TASK PROMPT
All lines from the one containing "Parse this screenshot: output" through the final line of the entries are to be written out verbatim; no other line is to be included.

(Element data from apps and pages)
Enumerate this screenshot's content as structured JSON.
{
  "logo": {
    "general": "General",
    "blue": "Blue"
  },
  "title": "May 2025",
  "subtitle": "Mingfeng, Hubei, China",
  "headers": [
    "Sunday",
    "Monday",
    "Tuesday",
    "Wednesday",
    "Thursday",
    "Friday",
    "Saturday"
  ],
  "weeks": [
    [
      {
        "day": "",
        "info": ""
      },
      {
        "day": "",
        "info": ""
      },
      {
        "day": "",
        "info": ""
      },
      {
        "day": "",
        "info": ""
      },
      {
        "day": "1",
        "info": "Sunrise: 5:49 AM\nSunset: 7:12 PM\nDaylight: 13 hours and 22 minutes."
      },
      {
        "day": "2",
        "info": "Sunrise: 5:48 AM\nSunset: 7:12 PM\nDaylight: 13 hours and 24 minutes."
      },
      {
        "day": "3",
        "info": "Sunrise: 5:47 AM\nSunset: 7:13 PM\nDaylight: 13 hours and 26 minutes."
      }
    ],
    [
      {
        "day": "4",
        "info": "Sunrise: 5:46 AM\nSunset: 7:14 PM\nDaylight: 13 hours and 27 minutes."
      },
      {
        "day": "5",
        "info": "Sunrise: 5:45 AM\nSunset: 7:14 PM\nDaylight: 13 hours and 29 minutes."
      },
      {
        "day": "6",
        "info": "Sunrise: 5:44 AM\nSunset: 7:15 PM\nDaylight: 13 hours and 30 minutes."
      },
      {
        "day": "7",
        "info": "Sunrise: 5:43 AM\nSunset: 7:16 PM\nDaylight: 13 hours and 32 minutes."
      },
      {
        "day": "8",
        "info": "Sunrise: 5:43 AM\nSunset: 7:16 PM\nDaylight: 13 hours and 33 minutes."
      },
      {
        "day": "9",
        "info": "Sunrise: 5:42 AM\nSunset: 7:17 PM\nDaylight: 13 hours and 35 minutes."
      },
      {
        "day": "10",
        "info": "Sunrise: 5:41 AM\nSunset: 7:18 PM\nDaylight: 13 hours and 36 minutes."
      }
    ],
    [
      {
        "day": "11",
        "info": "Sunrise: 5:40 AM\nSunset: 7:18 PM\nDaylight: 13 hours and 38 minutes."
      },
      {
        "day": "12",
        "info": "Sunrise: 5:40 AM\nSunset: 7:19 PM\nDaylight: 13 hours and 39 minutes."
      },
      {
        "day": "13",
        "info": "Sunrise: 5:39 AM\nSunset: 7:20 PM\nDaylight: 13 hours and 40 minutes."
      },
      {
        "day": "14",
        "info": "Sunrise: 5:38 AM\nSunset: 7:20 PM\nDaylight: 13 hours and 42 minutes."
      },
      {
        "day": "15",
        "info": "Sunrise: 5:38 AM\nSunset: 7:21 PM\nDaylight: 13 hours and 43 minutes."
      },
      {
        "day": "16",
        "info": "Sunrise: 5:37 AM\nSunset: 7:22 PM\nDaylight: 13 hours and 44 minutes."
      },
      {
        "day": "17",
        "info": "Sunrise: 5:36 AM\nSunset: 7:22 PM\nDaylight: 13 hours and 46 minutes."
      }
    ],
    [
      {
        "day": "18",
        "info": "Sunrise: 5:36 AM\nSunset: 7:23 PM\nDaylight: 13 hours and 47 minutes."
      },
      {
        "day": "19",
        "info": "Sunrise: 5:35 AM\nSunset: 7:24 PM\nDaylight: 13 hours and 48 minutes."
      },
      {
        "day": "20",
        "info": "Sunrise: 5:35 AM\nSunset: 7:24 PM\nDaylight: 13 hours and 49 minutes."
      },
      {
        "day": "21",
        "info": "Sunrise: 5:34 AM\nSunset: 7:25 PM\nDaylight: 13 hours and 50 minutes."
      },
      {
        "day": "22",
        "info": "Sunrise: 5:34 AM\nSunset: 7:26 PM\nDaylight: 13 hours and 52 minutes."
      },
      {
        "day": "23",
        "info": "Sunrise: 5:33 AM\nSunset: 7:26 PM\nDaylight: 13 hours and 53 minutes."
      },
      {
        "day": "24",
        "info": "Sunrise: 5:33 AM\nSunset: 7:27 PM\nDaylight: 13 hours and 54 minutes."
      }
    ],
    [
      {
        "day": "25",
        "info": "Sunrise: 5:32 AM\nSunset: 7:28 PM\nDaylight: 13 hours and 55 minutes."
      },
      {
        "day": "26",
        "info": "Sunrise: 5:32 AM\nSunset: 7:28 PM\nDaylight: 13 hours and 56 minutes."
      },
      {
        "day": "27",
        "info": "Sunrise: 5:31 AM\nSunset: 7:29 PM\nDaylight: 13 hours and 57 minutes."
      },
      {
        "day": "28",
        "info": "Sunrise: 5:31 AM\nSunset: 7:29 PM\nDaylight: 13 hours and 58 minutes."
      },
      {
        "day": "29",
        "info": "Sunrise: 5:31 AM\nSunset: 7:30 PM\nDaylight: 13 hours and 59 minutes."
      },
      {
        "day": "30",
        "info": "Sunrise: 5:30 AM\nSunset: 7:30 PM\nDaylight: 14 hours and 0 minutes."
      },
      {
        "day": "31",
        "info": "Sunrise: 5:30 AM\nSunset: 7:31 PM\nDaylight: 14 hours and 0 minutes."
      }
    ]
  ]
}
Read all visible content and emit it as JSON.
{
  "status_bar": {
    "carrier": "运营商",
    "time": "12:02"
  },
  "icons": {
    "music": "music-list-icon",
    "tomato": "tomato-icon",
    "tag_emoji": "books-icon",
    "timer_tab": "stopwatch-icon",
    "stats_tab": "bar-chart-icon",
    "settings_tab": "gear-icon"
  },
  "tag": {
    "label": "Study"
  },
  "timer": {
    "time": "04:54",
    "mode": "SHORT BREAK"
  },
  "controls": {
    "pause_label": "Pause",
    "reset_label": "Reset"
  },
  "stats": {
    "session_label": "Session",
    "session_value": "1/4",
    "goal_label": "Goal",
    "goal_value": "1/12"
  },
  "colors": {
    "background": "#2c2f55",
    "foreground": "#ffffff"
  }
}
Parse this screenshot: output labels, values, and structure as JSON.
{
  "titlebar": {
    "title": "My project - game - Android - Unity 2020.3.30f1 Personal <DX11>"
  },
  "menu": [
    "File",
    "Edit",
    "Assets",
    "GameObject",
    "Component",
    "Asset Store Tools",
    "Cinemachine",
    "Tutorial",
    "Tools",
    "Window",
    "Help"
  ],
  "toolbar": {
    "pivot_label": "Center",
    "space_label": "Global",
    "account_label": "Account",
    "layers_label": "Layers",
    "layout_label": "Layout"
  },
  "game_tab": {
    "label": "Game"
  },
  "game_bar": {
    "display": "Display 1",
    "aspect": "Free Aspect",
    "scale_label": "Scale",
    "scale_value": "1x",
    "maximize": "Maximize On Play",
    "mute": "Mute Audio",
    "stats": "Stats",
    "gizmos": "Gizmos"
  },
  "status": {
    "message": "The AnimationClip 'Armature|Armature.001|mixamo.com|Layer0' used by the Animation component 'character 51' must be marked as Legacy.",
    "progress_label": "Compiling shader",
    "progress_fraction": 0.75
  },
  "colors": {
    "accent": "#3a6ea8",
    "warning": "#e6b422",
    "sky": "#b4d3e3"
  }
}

TASK RESULT
Parse this screenshot: output labels, values, and structure as JSON.
{
  "titlebar": {
    "title": "My project - game - Android - Unity 2020.3.30f1 Personal <DX11>"
  },
  "menu": [
    "File",
    "Edit",
    "Assets",
    "GameObject",
    "Component",
    "Asset Store Tools",
    "Cinemachine",
    "Tutorial",
    "Tools",
    "Window",
    "Help"
  ],
  "toolbar": {
    "pivot_label": "Center",
    "space_label": "Global",
    "account_label": "Account",
    "layers_label": "Layers",
    "layout_label": "Layout"
  },
  "game_tab": {
    "label": "Game"
  },
  "game_bar": {
    "display": "Display 1",
    "aspect": "Free Aspect",
    "scale_label": "Scale",
    "scale_value": "1x",
    "maximize": "Maximize On Play",
    "mute": "Mute Audio",
    "stats": "Stats",
    "gizmos": "Gizmos"
  },
  "status": {
    "message": "The AnimationClip 'Armature|Armature.001|mixamo.com|Layer0' used by the Animation component 'character 51' must be marked as Legacy.",
    "progress_label": "Compiling shader",
    "progress_fraction": 0.75
  },
  "colors": {
    "accent": "#3a6ea8",
    "warning": "#e6b422",
    "sky": "#b4d3e3"
  }
}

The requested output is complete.